Credit Scores and Debt

There can be a lot of confusion when it comes to credit scores.  First of all, there is more than one credit score.  The most popular is the FICO score.  However, each of the three credit reporting agencies has a different formula to calculate the FICO score, resulting in higher and lower scores for consumers.

Second, a credit card company may use a different score to approve a loan than a home mortgage lender or auto loan financial institution would use, so the lenders are not consistent with the scores used to accept applications.

Another problem resulting from the recession is that many consumers have had their inactive credit cards closed by financial institutions.  This increases the outstanding debt to the available credit ratio, resulting in a lower credit score.

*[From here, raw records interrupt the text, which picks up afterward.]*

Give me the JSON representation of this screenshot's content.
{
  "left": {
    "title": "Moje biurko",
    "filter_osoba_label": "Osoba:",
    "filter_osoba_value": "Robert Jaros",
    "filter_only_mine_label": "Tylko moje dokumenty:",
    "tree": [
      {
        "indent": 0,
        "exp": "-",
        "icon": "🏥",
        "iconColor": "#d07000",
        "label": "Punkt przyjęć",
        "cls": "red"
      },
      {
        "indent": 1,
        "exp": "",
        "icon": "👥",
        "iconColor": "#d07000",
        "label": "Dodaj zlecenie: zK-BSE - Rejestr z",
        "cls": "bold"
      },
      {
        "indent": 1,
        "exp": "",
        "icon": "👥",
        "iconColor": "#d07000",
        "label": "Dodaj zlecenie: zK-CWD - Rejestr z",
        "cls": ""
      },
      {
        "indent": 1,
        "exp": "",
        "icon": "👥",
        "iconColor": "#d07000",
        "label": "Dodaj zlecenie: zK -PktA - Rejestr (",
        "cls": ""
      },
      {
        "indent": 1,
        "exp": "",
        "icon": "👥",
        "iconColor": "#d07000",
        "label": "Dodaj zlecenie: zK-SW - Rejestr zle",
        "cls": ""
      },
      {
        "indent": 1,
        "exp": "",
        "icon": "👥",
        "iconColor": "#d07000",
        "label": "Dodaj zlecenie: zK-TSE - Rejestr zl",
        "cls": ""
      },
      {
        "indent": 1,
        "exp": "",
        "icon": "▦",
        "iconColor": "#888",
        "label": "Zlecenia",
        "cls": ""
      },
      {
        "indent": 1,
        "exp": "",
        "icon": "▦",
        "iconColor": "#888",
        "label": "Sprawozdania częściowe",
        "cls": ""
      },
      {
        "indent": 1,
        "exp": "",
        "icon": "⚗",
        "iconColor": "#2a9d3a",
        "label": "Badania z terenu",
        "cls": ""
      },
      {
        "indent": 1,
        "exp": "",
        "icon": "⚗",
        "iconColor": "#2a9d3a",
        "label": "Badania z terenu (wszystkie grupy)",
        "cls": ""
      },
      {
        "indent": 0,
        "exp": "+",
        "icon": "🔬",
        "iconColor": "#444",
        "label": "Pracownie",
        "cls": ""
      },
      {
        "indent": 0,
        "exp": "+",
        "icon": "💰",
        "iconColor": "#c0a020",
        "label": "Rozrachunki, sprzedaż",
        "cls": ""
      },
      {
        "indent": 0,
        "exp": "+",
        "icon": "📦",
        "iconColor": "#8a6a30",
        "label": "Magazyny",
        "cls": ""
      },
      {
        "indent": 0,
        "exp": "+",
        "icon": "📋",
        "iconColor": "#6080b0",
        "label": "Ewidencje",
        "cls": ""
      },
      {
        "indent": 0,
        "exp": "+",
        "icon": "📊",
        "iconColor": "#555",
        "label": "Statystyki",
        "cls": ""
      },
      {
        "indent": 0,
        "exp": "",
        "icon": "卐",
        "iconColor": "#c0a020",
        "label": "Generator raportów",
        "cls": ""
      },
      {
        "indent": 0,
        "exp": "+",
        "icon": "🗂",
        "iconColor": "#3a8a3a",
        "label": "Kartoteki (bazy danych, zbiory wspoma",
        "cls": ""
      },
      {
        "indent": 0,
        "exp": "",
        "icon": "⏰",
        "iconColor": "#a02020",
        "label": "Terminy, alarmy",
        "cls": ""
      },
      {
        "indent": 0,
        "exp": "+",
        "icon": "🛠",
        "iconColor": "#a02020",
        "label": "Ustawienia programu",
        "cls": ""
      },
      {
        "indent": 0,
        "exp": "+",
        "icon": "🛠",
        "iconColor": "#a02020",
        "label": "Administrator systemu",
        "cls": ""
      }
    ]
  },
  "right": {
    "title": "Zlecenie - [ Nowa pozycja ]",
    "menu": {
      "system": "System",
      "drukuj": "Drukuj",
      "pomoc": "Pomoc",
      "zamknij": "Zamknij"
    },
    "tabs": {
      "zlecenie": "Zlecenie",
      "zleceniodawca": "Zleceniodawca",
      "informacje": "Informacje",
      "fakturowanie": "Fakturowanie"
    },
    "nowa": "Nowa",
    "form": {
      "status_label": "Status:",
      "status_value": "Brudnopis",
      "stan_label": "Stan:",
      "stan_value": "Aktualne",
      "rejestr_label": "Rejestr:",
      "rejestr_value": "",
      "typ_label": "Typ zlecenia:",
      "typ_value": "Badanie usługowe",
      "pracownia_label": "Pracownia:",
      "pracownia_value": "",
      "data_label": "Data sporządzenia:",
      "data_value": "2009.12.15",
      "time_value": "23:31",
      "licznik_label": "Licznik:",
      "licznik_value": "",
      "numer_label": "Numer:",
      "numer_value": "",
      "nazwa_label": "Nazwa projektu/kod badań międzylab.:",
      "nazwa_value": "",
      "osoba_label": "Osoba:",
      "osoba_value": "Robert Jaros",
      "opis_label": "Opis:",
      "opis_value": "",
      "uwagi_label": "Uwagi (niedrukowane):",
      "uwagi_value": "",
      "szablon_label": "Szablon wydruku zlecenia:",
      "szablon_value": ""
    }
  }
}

Outstanding uncollected debt that is older than seven years will be removed from the credit report.  Therefore, if you are being harassed by debt collectors and you make a payment because you think it will stop them from calling, then the clock on the time limitation will restart.

If you are being harassed by debt collectors, please contact us at 866.553.3272.

Friday, February 17, 2012

Debt Collector sends elderly woman to the hospital.

Anne Sessions had always paid her bills on time until 2010 when she had financial problems and was facing foreclosure. Wells Fargo debt collectors began harassing her with telephone calls and threatening to take legal action. She was able to work out a payment plan with her modest fixed income.

The harassing calls ceased until February of 2011 when a debt collector began harassing her even after she explained she had already set up a payment plan to pay off the three months she was in arrears. She told the debt collector that this type of harassment is what leads to people abandoning their homes and in some cases, committing suicide.

The debt collector continued to harass Ms. Sessions and asked inappropriate questions about how she might kill herself. Three police officers arrived at her home and told her that the employee had called 911 and reported she had threatened to commit suicide. The police forcibly took her to an emergency room where she was held for several hours, reviewed by medical staff and released. She later received a bill from the hospital for $1,055.

Ms. Sessions contacted the company to speak to the debt collector and was told he was unavailable but heard the co-worker laughing as she congratulated him on how effective his call had been and that the police had taken Ms. Sessions to the hospital. Ms. Sessions said the incident caused her extreme anxiety and embarrassment. She is suing for $250,000.

If you are being harassed by a debt collector, contact us at 813-314-4595 or 866-553-3272.

Thursday, February 2, 2012

Asset Acceptance, A Debt Collection Company, Will Pay $2.5 Million Fine

Asset Acceptance, a debt collection company, had been contacting consumers trying to collect debts that were not owed. In some cases, the debt was too old to collect because it was past the statute of limitations. If the consumer was to make a payment on the old debt, the clock on the debt would be restarted allowing debt collectors to take legal action.


The Federal Trade Commission states that Asset Acceptance has agreed to pay a $2.5 million fine. In addition, the debt collectors will have to tell consumers that their debt is too old to legally enforce, and the company will not be allowed to enter the debt on the consumer’s credit report without informing the consumer first.

For more information on your rights, contact us.